Task to carry out:
The answer must consist of every record below, reproduced exactly.

··· Recorded data

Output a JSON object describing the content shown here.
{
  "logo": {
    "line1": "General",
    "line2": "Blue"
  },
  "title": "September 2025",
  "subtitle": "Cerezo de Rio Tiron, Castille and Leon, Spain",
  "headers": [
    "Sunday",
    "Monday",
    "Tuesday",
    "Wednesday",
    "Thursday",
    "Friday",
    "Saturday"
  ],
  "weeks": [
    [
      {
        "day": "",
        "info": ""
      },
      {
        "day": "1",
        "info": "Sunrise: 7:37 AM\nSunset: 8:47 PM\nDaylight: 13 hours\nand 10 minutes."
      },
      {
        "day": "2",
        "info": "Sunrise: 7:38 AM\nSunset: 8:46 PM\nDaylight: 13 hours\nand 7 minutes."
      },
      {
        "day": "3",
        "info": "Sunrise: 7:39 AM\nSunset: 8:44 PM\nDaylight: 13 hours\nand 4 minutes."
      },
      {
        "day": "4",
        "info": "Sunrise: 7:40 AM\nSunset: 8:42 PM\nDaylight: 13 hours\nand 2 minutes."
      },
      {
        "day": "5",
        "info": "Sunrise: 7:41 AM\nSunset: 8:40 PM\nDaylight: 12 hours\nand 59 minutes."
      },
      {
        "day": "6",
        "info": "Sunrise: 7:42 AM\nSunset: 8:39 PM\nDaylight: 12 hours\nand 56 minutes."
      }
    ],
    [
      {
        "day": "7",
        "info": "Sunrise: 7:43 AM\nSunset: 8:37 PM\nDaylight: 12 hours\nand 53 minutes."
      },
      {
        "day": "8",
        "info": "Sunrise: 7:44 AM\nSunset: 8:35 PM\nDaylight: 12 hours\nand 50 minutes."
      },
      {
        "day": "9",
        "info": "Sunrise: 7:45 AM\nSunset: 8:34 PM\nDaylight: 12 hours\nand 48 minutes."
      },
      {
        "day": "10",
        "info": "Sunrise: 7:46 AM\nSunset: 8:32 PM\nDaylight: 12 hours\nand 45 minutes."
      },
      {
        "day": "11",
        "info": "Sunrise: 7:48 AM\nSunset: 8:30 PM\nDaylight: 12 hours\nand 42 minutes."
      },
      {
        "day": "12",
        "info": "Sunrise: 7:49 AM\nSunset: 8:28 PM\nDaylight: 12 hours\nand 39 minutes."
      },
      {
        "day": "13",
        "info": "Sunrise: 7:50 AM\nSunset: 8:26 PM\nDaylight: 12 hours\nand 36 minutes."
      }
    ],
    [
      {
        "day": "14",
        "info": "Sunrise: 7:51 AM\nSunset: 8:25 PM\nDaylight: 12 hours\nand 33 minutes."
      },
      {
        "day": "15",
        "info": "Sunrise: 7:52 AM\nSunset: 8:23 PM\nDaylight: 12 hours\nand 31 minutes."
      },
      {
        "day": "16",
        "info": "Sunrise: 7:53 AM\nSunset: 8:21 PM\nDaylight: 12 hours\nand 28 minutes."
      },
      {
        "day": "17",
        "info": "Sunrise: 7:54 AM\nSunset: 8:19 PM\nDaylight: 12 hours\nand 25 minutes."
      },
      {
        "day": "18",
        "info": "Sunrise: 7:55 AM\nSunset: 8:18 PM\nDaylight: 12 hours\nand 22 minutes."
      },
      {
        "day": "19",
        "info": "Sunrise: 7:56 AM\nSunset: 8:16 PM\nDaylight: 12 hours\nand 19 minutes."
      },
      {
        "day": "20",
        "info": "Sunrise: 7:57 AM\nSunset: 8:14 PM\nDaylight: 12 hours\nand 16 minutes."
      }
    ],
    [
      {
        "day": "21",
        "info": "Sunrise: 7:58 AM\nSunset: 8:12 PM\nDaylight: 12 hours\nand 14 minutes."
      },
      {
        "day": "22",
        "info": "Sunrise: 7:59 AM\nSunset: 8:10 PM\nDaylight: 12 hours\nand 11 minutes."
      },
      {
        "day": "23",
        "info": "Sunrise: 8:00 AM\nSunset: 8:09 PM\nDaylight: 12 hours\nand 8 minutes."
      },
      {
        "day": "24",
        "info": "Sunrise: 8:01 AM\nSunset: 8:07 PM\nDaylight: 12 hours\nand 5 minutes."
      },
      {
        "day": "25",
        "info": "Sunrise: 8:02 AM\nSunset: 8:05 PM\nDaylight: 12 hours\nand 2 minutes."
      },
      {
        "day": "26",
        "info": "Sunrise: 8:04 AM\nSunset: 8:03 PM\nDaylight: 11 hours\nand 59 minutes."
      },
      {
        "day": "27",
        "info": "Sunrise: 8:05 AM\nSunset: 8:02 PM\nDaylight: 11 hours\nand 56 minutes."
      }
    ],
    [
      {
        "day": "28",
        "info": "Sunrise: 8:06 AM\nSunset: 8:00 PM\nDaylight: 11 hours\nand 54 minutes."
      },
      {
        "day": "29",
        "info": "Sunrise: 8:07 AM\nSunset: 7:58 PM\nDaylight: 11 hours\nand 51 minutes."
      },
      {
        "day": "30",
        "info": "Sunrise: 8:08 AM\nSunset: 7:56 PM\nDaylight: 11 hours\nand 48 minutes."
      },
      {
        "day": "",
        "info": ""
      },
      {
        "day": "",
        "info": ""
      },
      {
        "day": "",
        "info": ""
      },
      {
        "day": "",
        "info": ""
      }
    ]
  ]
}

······

Answer to the problem:
Output a JSON object describing the content shown here.
{
  "logo": {
    "line1": "General",
    "line2": "Blue"
  },
  "title": "September 2025",
  "subtitle": "Cerezo de Rio Tiron, Castille and Leon, Spain",
  "headers": [
    "Sunday",
    "Monday",
    "Tuesday",
    "Wednesday",
    "Thursday",
    "Friday",
    "Saturday"
  ],
  "weeks": [
    [
      {
        "day": "",
        "info": ""
      },
      {
        "day": "1",
        "info": "Sunrise: 7:37 AM\nSunset: 8:47 PM\nDaylight: 13 hours\nand 10 minutes."
      },
      {
        "day": "2",
        "info": "Sunrise: 7:38 AM\nSunset: 8:46 PM\nDaylight: 13 hours\nand 7 minutes."
      },
      {
        "day": "3",
        "info": "Sunrise: 7:39 AM\nSunset: 8:44 PM\nDaylight: 13 hours\nand 4 minutes."
      },
      {
        "day": "4",
        "info": "Sunrise: 7:40 AM\nSunset: 8:42 PM\nDaylight: 13 hours\nand 2 minutes."
      },
      {
        "day": "5",
        "info": "Sunrise: 7:41 AM\nSunset: 8:40 PM\nDaylight: 12 hours\nand 59 minutes."
      },
      {
        "day": "6",
        "info": "Sunrise: 7:42 AM\nSunset: 8:39 PM\nDaylight: 12 hours\nand 56 minutes."
      }
    ],
    [
      {
        "day": "7",
        "info": "Sunrise: 7:43 AM\nSunset: 8:37 PM\nDaylight: 12 hours\nand 53 minutes."
      },
      {
        "day": "8",
        "info": "Sunrise: 7:44 AM\nSunset: 8:35 PM\nDaylight: 12 hours\nand 50 minutes."
      },
      {
        "day": "9",
        "info": "Sunrise: 7:45 AM\nSunset: 8:34 PM\nDaylight: 12 hours\nand 48 minutes."
      },
      {
        "day": "10",
        "info": "Sunrise: 7:46 AM\nSunset: 8:32 PM\nDaylight: 12 hours\nand 45 minutes."
      },
      {
        "day": "11",
        "info": "Sunrise: 7:48 AM\nSunset: 8:30 PM\nDaylight: 12 hours\nand 42 minutes."
      },
      {
        "day": "12",
        "info": "Sunrise: 7:49 AM\nSunset: 8:28 PM\nDaylight: 12 hours\nand 39 minutes."
      },
      {
        "day": "13",
        "info": "Sunrise: 7:50 AM\nSunset: 8:26 PM\nDaylight: 12 hours\nand 36 minutes."
      }
    ],
    [
      {
        "day": "14",
        "info": "Sunrise: 7:51 AM\nSunset: 8:25 PM\nDaylight: 12 hours\nand 33 minutes."
      },
      {
        "day": "15",
        "info": "Sunrise: 7:52 AM\nSunset: 8:23 PM\nDaylight: 12 hours\nand 31 minutes."
      },
      {
        "day": "16",
        "info": "Sunrise: 7:53 AM\nSunset: 8:21 PM\nDaylight: 12 hours\nand 28 minutes."
      },
      {
        "day": "17",
        "info": "Sunrise: 7:54 AM\nSunset: 8:19 PM\nDaylight: 12 hours\nand 25 minutes."
      },
      {
        "day": "18",
        "info": "Sunrise: 7:55 AM\nSunset: 8:18 PM\nDaylight: 12 hours\nand 22 minutes."
      },
      {
        "day": "19",
        "info": "Sunrise: 7:56 AM\nSunset: 8:16 PM\nDaylight: 12 hours\nand 19 minutes."
      },
      {
        "day": "20",
        "info": "Sunrise: 7:57 AM\nSunset: 8:14 PM\nDaylight: 12 hours\nand 16 minutes."
      }
    ],
    [
      {
        "day": "21",
        "info": "Sunrise: 7:58 AM\nSunset: 8:12 PM\nDaylight: 12 hours\nand 14 minutes."
      },
      {
        "day": "22",
        "info": "Sunrise: 7:59 AM\nSunset: 8:10 PM\nDaylight: 12 hours\nand 11 minutes."
      },
      {
        "day": "23",
        "info": "Sunrise: 8:00 AM\nSunset: 8:09 PM\nDaylight: 12 hours\nand 8 minutes."
      },
      {
        "day": "24",
        "info": "Sunrise: 8:01 AM\nSunset: 8:07 PM\nDaylight: 12 hours\nand 5 minutes."
      },
      {
        "day": "25",
        "info": "Sunrise: 8:02 AM\nSunset: 8:05 PM\nDaylight: 12 hours\nand 2 minutes."
      },
      {
        "day": "26",
        "info": "Sunrise: 8:04 AM\nSunset: 8:03 PM\nDaylight: 11 hours\nand 59 minutes."
      },
      {
        "day": "27",
        "info": "Sunrise: 8:05 AM\nSunset: 8:02 PM\nDaylight: 11 hours\nand 56 minutes."
      }
    ],
    [
      {
        "day": "28",
        "info": "Sunrise: 8:06 AM\nSunset: 8:00 PM\nDaylight: 11 hours\nand 54 minutes."
      },
      {
        "day": "29",
        "info": "Sunrise: 8:07 AM\nSunset: 7:58 PM\nDaylight: 11 hours\nand 51 minutes."
      },
      {
        "day": "30",
        "info": "Sunrise: 8:08 AM\nSunset: 7:56 PM\nDaylight: 11 hours\nand 48 minutes."
      },
      {
        "day": "",
        "info": ""
      },
      {
        "day": "",
        "info": ""
      },
      {
        "day": "",
        "info": ""
      },
      {
        "day": "",
        "info": ""
      }
    ]
  ]
}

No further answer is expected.